Where God Looks First
By Sinclair Ferguson
Who are you behind closed doors? This three-fold test reveals the true index of your spirituality.
You may have heard these words (or some variation on them) quoted before: “What a man is in secret, in these private duties, that he is in the eyes of God and no more.” The most frequently quoted version is usually attributed to the young Scotsman, Robert Murray McCheyne. But other masters of the Christian way have echoed these sentiments. Perhaps they borrowed unconsciously from one another; more likely, they all learned the same lessons the hard way—by personal experience. In any event, they all came to see the same three elements to be vital for right Christian living.
First, they learned that it is in secret, not in public, that what I really am as a Christian becomes clear. It is not visible service so much as my hidden life of devotion that is the index of my spirituality. That is not to despise my public life, but to anchor its reality to the ocean-bed of personal fellowship with God. I may speak or pray with zeal and eloquence in public; I may appear to others to be master of myself when in public; but what happens when I close the door behind myself an only the Father sees me?
Is it insignificant that in the Sermon on the Mount Jesus warned his disciples against hypocrisy before men, and encouraged them to be transparent before God? How easily in our culture we are deceived into thinking that it is what is seen in public that really matters. How curious it would have seemed to the apostles that the services of worship in which we can so easily be visible spectators are so much better attended than our meetings for closed–eye prayer. Will the bubble of our visible success ever burst?
Occasionally the statistics indicate how great the gap is between the image we present as evangelicals and the reality that we mask. We do not always exercise “sincere faith” (1 Tim. 1:5—unhypocritical faith, faith that does not need the actor’s mask). Life has a way of ripping off the mask, to reveal what is really there. Just as abuse of or inattention to the body reveals itself in older age, so with the abuse of the spirit. Inevitably it manifests itself in stunted, ill-disciplined, or twisted character. The Father has a way of rewarding us openly—one way or another (Matt. 6-5-6). Therefore, live well in secret, be molded by Scripture; learn to pray; control your thought life by God’s grace.
Secondly, these past masters learned that the Christian life is not lived on the basis of our feelings, but in fulfilling duties. Sanctification is not a glandular condition, but the submission of our wills to the will of God.
Twentieth-century Evangelicalism has been so sensitive to the heresy of “Boy Scout Christianity” (“I promise to do my best, to do my duty . . . “) that it has truncated the Christian gospel to half-Christ (Savior, but not Lord) and a half-salvation (blessings, but not duties). How foolish we have been, when so much of the New Testament catalogues the specific duties that arise out of our relationship to Jesus Christ.
A survey of only a few passages in the Epistles will exorcise the ghost of thinking that duty is alien to Christian living.
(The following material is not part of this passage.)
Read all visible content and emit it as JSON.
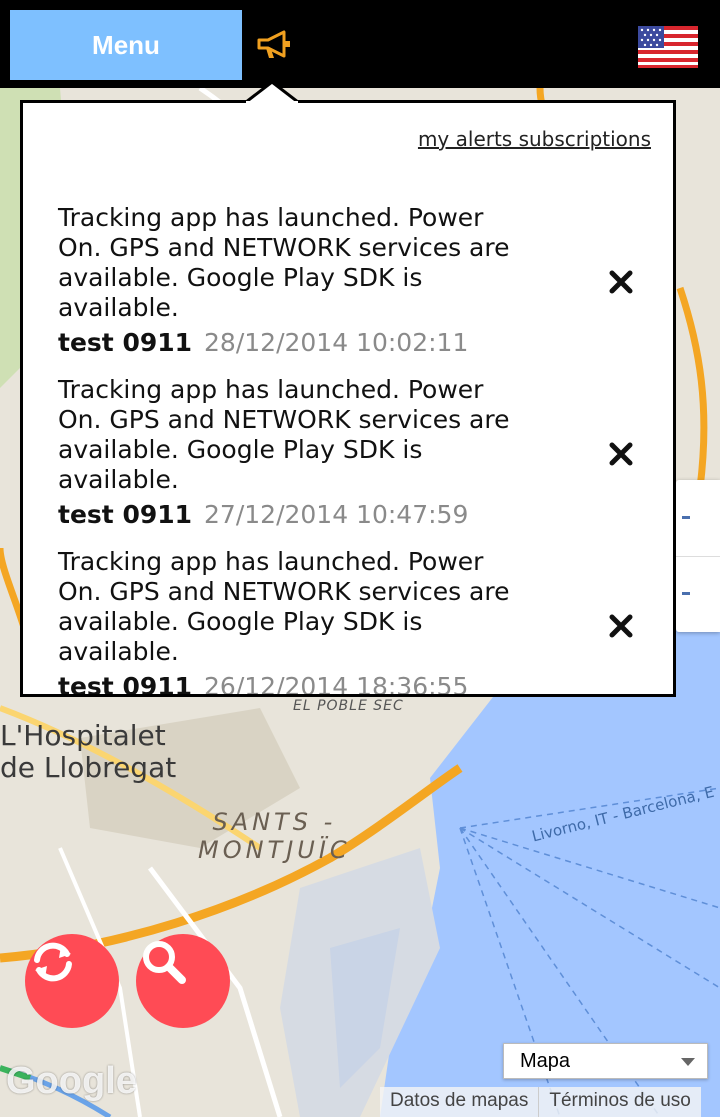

Just look at Romans 12:1–15; Galatians 5:13-6:10; Ephesians 4:1-6:20; Philemon 4:2-9; Colossians 3:1-4:6; 1 Thessalonians 4:1-5:28; 2 Thessalonians 2:13-15; James 1:19-5:20; and 1 Peter 1:13-5:11. Doubtless some scholar somewhere has counted the number of imperatives (‘Do so-and-so”) in the New Testament. Every one of them matters; every one of them grows out of God’s grace.
Are we frightened that fulfilling our duties will overturn the grace of God? Look at the busy housewife whose entire life is governed by her multi-faceted responsibilities. While her husband enters his own world (often exciting and challenging), she makes the lunches, drives the children to school, shops, cleans, washes, irons, mends, prepares the meals, cleans up, and gets the children to bed. And why? Duty. Love for God and duty are two parts of the same thing. How foolish we have been to separate them, and to regard “duty” as a bad word. It is the essence of Christ-likeness (Jn. 4:34). Therefore, know your Christian duties, and fulfill them.
Thirdly, these masters learned to live visibly, even in secret; they knew they lived coram Deo (before the face of God). That one principle is enough to transform the whole of life, and to rid us of all deception—of others, of God, of self. Nothing is hidden from the eyes of him with whom we have to do. Has that thought sufficiently gripped my mind and begun to dominate my every action, producing the quality of transparency in my life? It is the one sure way to enjoy liberty from the pressures of the world to conform to its mold, and to overcome the fear of man. Those who make it their aim to have a conscience void of offense before God are Christ’s free men. Therefore, live the whole of your life as in the presence of God.
Here, then, are three things that provide a good measure of where I am, spiritually: What am I really like in secret? How do I react to the word “duty”? Am I living with a sense of how visible my life is to God?
Incidentally, the version of the evangelical dictum quoted above is John Owen’s. He suggests that to fail to deal with these issues in the heart is like leaving “a moth in a garment, to eat up and devour the stringed threads of it, so that though the whole hang loose together, it is easily torn to pieces.” Wise word indeed!
This article was previously published in Eternity Magazine, February 1987